Many people with large databases and applications, will find that their mysqlslow.log file will grow extensively and needs to be rotated periodically.

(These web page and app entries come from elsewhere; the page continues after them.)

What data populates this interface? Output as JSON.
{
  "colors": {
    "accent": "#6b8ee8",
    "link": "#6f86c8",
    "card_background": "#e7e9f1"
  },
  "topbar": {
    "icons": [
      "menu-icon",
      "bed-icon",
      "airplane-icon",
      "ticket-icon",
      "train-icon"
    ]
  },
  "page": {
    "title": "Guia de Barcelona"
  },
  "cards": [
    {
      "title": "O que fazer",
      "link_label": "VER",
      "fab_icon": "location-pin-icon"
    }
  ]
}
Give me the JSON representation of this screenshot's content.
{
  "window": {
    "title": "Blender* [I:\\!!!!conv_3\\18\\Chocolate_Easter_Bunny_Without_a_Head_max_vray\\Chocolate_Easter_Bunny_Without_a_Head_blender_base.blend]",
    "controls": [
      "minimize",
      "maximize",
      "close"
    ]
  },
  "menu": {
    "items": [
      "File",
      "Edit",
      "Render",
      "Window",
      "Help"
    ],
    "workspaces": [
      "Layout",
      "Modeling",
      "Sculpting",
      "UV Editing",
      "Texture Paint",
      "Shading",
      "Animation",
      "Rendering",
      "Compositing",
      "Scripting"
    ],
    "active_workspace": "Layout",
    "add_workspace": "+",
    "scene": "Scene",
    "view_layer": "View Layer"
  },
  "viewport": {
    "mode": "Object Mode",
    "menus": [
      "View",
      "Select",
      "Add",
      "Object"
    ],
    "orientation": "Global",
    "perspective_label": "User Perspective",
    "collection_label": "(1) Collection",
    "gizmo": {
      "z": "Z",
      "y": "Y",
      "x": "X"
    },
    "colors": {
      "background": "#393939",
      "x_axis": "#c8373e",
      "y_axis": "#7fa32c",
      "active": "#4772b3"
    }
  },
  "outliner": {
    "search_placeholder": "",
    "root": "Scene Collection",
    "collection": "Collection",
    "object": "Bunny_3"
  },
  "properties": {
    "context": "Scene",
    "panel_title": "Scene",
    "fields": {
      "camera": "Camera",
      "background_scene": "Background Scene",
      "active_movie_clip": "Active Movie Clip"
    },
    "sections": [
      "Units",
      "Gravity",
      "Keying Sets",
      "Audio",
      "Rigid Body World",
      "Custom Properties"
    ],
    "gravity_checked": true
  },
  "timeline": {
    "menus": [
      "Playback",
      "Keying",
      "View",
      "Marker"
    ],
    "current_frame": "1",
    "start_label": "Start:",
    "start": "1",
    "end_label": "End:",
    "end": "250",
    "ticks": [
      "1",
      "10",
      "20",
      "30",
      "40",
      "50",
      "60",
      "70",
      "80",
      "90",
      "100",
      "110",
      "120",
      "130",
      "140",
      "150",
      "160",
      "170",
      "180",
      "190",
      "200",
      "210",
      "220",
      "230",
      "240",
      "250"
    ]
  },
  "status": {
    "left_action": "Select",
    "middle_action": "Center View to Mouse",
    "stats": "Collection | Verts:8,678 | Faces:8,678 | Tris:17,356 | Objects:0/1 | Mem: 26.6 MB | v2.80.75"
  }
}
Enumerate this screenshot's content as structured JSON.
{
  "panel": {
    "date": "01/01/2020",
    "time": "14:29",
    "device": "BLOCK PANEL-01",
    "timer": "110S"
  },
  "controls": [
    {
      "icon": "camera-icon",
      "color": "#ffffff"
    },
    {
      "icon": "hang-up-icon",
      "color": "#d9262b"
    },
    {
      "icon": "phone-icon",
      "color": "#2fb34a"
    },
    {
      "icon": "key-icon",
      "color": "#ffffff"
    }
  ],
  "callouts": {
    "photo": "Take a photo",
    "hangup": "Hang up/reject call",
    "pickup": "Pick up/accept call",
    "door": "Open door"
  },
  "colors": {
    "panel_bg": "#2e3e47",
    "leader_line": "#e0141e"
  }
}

If you haven't configured log rotation for the
mysqlslow.log and decided to rename/move/delete it manually instead, you'll now find that MySQL hasn't created a new log file as you probably expected and instead, is no longer logging slow queries.
First and foremost, in order to enable log rotation for your logs on your instances, you should follow the following document:
To re-enable your mysqlslow.log file on the instance you're having problems with, you'll need to log in to your database server via it's interactive mysql console and perform the following command:
SET GLOBAL SLOW_QUERY_LOG_FILE=/var/log/mysqlslow.log;
This command will reset the variable for the log file (Even though it's exactly the same as it was previously) and kickstart the logging process within MySQL, without having to restart the MySQL service.